TASK BRIEF – Show each line of the records below where the word "label" occurs.

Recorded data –
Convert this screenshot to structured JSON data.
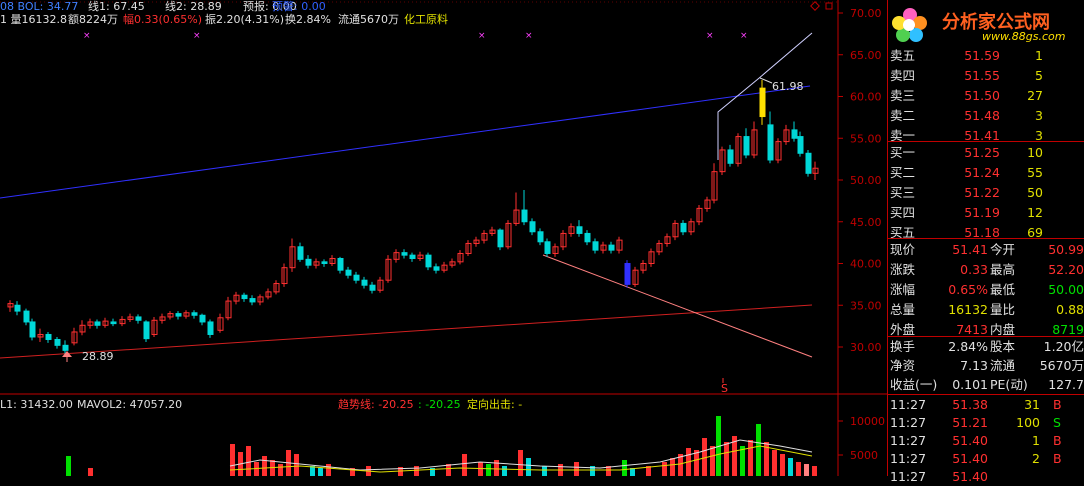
{
  "header": {
    "line1": [
      {
        "text": "08 BOL: 34.77",
        "color": "#4080ff"
      },
      {
        "text": "线1: 67.45",
        "color": "#e0e0e0"
      },
      {
        "text": "线2: 28.89",
        "color": "#e0e0e0"
      },
      {
        "text": "预报: 0.00",
        "color": "#e0e0e0"
      },
      {
        "text": "预警: 0.00",
        "color": "#3060ff"
      }
    ],
    "line2": [
      {
        "text": "1 量16132.8",
        "color": "#e0e0e0"
      },
      {
        "text": "额8224万",
        "color": "#e0e0e0"
      },
      {
        "text": "幅0.33(0.65%)",
        "color": "#ff3030"
      },
      {
        "text": "振2.20(4.31%)",
        "color": "#e0e0e0"
      },
      {
        "text": "换2.84%",
        "color": "#e0e0e0"
      },
      {
        "text": "流通5670万",
        "color": "#e0e0e0"
      },
      {
        "text": "化工原料",
        "color": "#e0e000"
      }
    ]
  },
  "price_axis": [
    "70.00",
    "65.00",
    "60.00",
    "55.00",
    "50.00",
    "45.00",
    "40.00",
    "35.00",
    "30.00"
  ],
  "volume_axis": [
    "10000",
    "5000"
  ],
  "annotations": {
    "high": "61.98",
    "low": "28.89",
    "s_marker": "S"
  },
  "volume_header": [
    {
      "text": "L1: 31432.00",
      "color": "#e0e0e0"
    },
    {
      "text": "MAVOL2: 47057.20",
      "color": "#e0e0e0"
    },
    {
      "text": "趋势线: -20.25",
      "color": "#ff3030"
    },
    {
      "text": ": -20.25",
      "color": "#00e000"
    },
    {
      "text": "定向出击: -",
      "color": "#e0e000"
    }
  ],
  "logo": {
    "title": "分析家公式网",
    "url": "www.88gs.com"
  },
  "order_book": {
    "asks": [
      {
        "label": "卖五",
        "price": "51.59",
        "vol": "1"
      },
      {
        "label": "卖四",
        "price": "51.55",
        "vol": "5"
      },
      {
        "label": "卖三",
        "price": "51.50",
        "vol": "27"
      },
      {
        "label": "卖二",
        "price": "51.48",
        "vol": "3"
      },
      {
        "label": "卖一",
        "price": "51.41",
        "vol": "3"
      }
    ],
    "bids": [
      {
        "label": "买一",
        "price": "51.25",
        "vol": "10"
      },
      {
        "label": "买二",
        "price": "51.24",
        "vol": "55"
      },
      {
        "label": "买三",
        "price": "51.22",
        "vol": "50"
      },
      {
        "label": "买四",
        "price": "51.19",
        "vol": "12"
      },
      {
        "label": "买五",
        "price": "51.18",
        "vol": "69"
      }
    ]
  },
  "quote": [
    {
      "l1": "现价",
      "v1": "51.41",
      "c1": "#ff3030",
      "l2": "今开",
      "v2": "50.99",
      "c2": "#ff3030"
    },
    {
      "l1": "涨跌",
      "v1": "0.33",
      "c1": "#ff3030",
      "l2": "最高",
      "v2": "52.20",
      "c2": "#ff3030"
    },
    {
      "l1": "涨幅",
      "v1": "0.65%",
      "c1": "#ff3030",
      "l2": "最低",
      "v2": "50.00",
      "c2": "#00e000"
    },
    {
      "l1": "总量",
      "v1": "16132",
      "c1": "#e0e000",
      "l2": "量比",
      "v2": "0.88",
      "c2": "#e0e000"
    },
    {
      "l1": "外盘",
      "v1": "7413",
      "c1": "#ff3030",
      "l2": "内盘",
      "v2": "8719",
      "c2": "#00e000"
    }
  ],
  "stats": [
    {
      "l1": "换手",
      "v1": "2.84%",
      "l2": "股本",
      "v2": "1.20亿"
    },
    {
      "l1": "净资",
      "v1": "7.13",
      "l2": "流通",
      "v2": "5670万"
    },
    {
      "l1": "收益(一)",
      "v1": "0.101",
      "l2": "PE(动)",
      "v2": "127.7"
    }
  ],
  "ticks": [
    {
      "time": "11:27",
      "price": "51.38",
      "vol": "31",
      "side": "B",
      "color": "#ff3030"
    },
    {
      "time": "11:27",
      "price": "51.21",
      "vol": "100",
      "side": "S",
      "color": "#00e000"
    },
    {
      "time": "11:27",
      "price": "51.40",
      "vol": "1",
      "side": "B",
      "color": "#ff3030"
    },
    {
      "time": "11:27",
      "price": "51.40",
      "vol": "2",
      "side": "B",
      "color": "#ff3030"
    },
    {
      "time": "11:27",
      "price": "51.40",
      "vol": "",
      "side": "",
      "color": "#ff3030"
    }
  ],
  "colors": {
    "up": "#ff3030",
    "down": "#00d8d8",
    "grid": "#c00000",
    "bol": "#3030ff",
    "trend_red": "#d02020",
    "trend_pink": "#ff8080"
  }
}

ANSWER TO THIS EXERCISE –
        "label": "卖五",
        "label": "卖四",
        "label": "卖三",
        "label": "卖二",
        "label": "卖一",
        "label": "买一",
        "label": "买二",
        "label": "买三",
        "label": "买四",
        "label": "买五",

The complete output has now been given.